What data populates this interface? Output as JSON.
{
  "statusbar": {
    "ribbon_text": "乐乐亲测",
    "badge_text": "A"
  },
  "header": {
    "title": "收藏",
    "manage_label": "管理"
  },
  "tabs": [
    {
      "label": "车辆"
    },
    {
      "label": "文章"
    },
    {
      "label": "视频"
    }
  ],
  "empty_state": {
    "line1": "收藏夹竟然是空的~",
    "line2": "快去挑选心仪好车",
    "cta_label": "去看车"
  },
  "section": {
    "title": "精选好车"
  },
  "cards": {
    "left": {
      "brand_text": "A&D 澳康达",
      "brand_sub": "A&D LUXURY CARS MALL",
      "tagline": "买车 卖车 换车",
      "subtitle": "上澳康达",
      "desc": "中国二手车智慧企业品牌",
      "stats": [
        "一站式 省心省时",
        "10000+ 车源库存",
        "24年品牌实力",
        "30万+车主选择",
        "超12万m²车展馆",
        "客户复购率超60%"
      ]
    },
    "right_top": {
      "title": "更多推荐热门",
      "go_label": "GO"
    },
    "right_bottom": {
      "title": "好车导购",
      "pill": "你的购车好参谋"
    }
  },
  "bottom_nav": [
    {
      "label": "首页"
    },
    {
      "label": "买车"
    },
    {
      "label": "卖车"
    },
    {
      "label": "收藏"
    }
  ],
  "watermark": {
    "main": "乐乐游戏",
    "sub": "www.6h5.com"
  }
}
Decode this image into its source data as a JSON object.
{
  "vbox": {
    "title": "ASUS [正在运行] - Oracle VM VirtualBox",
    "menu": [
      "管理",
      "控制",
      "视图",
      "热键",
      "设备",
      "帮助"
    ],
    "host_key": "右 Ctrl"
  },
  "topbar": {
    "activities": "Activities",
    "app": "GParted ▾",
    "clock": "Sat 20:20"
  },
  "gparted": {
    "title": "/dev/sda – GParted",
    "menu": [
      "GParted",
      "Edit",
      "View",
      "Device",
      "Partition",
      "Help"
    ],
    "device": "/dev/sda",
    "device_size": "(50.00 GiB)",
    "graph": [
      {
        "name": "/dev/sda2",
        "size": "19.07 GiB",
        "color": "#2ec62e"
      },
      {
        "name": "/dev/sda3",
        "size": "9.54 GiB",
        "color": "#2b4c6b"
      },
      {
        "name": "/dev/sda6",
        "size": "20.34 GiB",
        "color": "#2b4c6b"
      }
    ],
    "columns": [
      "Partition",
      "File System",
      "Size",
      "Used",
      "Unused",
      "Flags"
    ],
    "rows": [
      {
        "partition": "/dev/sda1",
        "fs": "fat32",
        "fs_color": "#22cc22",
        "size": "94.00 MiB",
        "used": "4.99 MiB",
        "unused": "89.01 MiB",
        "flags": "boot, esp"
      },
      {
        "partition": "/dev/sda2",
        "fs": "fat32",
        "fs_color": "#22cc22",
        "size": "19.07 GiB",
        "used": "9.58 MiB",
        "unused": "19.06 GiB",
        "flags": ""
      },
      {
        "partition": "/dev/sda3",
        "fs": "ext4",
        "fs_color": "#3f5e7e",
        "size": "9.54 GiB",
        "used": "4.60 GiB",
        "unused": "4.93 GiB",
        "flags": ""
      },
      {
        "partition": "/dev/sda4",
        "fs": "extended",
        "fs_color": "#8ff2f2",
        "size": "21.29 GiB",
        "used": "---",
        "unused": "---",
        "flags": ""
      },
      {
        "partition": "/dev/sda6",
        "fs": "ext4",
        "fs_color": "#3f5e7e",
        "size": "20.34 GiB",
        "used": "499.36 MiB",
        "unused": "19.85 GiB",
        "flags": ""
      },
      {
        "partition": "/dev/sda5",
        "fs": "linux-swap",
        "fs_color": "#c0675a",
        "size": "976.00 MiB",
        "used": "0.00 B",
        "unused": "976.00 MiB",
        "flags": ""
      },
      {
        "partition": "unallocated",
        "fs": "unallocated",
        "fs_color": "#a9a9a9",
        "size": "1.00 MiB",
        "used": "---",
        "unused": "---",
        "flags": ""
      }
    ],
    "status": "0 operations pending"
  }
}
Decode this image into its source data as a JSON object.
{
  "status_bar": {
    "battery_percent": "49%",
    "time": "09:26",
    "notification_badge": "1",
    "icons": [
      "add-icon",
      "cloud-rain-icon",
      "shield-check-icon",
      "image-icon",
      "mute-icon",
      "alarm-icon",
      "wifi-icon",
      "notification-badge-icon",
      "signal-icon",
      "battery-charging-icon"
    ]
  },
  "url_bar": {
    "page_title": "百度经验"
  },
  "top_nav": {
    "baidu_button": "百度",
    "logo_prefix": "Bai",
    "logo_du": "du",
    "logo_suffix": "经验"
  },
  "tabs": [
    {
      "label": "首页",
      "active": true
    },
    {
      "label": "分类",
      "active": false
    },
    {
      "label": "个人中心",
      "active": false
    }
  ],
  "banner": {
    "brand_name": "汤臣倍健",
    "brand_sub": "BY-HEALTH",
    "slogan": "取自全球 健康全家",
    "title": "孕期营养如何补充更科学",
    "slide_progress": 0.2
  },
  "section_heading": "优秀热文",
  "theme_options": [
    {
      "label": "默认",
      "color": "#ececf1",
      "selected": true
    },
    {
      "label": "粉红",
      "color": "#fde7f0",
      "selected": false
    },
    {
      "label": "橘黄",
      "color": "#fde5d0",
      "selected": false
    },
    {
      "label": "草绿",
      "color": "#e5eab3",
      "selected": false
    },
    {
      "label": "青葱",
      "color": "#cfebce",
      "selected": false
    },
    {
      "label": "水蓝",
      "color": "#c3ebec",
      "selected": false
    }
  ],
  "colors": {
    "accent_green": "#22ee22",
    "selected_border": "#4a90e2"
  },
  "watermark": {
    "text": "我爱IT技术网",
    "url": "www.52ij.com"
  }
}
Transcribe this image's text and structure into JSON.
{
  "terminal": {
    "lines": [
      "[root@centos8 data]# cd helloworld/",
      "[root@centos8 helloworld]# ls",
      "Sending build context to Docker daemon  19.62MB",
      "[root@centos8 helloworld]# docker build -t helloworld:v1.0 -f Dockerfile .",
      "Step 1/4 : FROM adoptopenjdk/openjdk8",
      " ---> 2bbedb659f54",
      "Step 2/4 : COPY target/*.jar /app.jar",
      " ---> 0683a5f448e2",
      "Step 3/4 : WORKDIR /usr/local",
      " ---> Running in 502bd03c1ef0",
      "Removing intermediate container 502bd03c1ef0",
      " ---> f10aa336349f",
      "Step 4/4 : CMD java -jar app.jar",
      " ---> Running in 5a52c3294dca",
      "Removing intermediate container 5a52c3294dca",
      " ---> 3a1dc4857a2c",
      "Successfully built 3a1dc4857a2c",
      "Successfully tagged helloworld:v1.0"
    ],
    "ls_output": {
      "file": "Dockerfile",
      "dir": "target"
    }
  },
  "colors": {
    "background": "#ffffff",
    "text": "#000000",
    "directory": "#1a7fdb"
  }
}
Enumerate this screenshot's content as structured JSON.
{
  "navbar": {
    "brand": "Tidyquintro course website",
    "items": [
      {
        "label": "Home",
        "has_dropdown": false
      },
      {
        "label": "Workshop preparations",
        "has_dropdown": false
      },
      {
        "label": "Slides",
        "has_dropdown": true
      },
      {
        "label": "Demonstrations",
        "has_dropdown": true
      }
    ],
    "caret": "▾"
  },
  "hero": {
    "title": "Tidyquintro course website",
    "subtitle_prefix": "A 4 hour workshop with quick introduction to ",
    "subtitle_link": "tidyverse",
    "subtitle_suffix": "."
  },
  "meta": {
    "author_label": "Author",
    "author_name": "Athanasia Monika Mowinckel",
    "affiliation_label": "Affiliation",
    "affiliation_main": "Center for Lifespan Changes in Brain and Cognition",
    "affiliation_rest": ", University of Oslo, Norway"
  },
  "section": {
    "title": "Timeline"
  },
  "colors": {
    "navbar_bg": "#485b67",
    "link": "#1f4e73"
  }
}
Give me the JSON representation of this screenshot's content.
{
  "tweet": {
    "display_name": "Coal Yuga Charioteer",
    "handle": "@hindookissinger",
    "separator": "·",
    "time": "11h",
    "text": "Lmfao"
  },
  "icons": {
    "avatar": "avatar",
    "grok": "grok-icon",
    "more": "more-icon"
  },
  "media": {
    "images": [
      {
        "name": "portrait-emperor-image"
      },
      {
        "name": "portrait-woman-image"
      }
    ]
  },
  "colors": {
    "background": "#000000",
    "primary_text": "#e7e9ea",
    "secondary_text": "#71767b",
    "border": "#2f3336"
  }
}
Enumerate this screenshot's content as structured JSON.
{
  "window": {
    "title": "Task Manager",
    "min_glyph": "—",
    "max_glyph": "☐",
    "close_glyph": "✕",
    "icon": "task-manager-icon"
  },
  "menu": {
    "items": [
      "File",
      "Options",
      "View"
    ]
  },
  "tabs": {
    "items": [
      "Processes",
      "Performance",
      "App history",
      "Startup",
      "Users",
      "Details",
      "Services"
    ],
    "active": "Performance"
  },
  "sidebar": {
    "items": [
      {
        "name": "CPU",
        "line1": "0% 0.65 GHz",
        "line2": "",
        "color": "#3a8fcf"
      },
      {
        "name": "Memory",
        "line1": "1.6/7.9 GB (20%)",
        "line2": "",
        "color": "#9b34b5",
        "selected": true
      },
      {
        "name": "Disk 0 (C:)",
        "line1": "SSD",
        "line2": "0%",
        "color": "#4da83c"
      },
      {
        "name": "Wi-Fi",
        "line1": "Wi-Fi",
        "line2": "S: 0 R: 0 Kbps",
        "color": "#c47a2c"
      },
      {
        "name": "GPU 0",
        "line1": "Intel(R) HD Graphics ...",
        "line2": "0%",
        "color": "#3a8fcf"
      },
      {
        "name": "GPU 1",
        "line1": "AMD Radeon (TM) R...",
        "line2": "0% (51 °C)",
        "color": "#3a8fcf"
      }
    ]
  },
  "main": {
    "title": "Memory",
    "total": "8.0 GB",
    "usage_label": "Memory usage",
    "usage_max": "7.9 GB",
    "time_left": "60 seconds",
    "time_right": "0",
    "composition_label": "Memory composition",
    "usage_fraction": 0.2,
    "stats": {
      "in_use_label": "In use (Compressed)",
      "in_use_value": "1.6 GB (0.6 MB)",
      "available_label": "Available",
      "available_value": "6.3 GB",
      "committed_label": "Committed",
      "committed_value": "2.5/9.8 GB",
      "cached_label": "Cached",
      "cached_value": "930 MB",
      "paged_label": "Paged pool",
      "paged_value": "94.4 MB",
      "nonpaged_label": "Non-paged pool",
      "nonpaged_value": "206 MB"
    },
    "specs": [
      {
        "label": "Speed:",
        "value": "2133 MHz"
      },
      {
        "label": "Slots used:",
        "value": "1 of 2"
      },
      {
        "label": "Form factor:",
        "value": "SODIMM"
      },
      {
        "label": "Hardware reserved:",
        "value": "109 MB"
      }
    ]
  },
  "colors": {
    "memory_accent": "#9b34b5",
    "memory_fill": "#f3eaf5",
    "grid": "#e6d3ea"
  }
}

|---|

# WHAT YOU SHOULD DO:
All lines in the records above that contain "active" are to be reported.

# TASK OUTPUT:
      "active": true
      "active": false
      "active": false
    "active": "Performance"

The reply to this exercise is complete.